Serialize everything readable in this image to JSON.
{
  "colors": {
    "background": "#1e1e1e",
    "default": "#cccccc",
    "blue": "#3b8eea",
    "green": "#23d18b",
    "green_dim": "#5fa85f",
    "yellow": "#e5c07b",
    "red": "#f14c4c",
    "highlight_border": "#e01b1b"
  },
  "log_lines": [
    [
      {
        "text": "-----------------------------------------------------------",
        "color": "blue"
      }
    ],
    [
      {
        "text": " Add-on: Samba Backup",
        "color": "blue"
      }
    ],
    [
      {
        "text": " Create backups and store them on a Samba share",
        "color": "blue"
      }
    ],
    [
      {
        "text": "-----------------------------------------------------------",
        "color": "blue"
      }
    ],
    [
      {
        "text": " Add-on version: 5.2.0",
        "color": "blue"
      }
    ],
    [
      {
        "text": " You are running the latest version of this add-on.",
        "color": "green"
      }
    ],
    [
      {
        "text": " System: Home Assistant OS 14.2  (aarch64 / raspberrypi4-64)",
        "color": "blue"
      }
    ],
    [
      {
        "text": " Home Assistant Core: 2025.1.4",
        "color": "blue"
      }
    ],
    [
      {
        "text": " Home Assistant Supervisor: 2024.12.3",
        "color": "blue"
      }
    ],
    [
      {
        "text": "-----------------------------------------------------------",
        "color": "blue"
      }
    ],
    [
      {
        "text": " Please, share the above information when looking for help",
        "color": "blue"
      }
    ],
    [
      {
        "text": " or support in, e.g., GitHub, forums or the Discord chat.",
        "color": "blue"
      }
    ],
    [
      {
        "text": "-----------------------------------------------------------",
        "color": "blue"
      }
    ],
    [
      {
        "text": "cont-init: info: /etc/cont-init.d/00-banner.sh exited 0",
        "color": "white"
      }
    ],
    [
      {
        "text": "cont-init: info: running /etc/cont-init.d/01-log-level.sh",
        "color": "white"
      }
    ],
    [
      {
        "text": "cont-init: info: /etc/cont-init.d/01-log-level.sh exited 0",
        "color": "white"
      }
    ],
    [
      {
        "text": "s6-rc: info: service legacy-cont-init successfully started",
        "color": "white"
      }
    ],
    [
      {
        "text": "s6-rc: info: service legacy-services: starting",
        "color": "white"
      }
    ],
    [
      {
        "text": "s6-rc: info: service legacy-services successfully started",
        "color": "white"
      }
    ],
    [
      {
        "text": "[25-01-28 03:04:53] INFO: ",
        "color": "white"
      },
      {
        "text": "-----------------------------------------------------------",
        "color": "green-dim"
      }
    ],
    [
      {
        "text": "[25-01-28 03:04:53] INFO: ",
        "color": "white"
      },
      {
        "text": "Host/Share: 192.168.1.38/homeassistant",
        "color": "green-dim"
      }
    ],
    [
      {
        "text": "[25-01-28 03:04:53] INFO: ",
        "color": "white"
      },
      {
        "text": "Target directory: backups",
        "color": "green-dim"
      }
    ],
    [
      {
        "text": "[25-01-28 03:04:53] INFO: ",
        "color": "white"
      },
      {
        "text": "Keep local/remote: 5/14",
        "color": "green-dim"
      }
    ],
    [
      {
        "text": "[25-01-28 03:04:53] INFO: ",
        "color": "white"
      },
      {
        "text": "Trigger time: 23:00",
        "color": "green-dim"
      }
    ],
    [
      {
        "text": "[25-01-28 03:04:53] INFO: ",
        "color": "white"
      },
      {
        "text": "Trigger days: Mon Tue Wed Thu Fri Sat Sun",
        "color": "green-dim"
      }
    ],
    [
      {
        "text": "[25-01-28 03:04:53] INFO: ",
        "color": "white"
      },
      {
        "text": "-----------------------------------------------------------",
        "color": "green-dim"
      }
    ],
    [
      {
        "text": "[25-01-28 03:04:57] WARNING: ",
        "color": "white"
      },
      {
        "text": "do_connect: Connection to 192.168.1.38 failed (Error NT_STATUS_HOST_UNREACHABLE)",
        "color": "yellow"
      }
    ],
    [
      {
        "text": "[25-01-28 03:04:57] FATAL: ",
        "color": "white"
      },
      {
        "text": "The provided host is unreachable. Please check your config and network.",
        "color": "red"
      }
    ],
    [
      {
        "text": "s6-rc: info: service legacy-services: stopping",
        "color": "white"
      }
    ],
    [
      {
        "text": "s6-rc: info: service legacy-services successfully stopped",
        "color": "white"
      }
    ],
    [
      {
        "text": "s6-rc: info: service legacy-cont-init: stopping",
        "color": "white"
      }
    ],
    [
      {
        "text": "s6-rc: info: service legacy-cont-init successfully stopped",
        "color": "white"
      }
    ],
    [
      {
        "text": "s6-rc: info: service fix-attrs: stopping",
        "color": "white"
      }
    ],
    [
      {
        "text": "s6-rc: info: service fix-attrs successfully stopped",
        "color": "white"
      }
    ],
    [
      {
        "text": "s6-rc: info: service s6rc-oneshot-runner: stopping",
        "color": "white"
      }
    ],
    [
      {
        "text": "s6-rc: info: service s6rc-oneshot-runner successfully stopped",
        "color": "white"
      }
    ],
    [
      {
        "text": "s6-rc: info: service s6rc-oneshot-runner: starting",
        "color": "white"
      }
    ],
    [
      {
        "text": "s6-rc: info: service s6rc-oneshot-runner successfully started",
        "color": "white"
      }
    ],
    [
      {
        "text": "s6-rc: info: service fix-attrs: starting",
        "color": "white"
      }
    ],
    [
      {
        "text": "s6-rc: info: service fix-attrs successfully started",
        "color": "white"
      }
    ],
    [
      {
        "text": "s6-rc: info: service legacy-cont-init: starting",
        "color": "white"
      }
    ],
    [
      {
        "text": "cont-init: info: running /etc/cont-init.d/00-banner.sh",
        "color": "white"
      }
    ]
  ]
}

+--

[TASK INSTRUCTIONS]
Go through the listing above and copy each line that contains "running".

[ANSWER SECTION]
        "text": " You are running the latest version of this add-on.",
        "text": "cont-init: info: running /etc/cont-init.d/01-log-level.sh",
        "text": "cont-init: info: running /etc/cont-init.d/00-banner.sh",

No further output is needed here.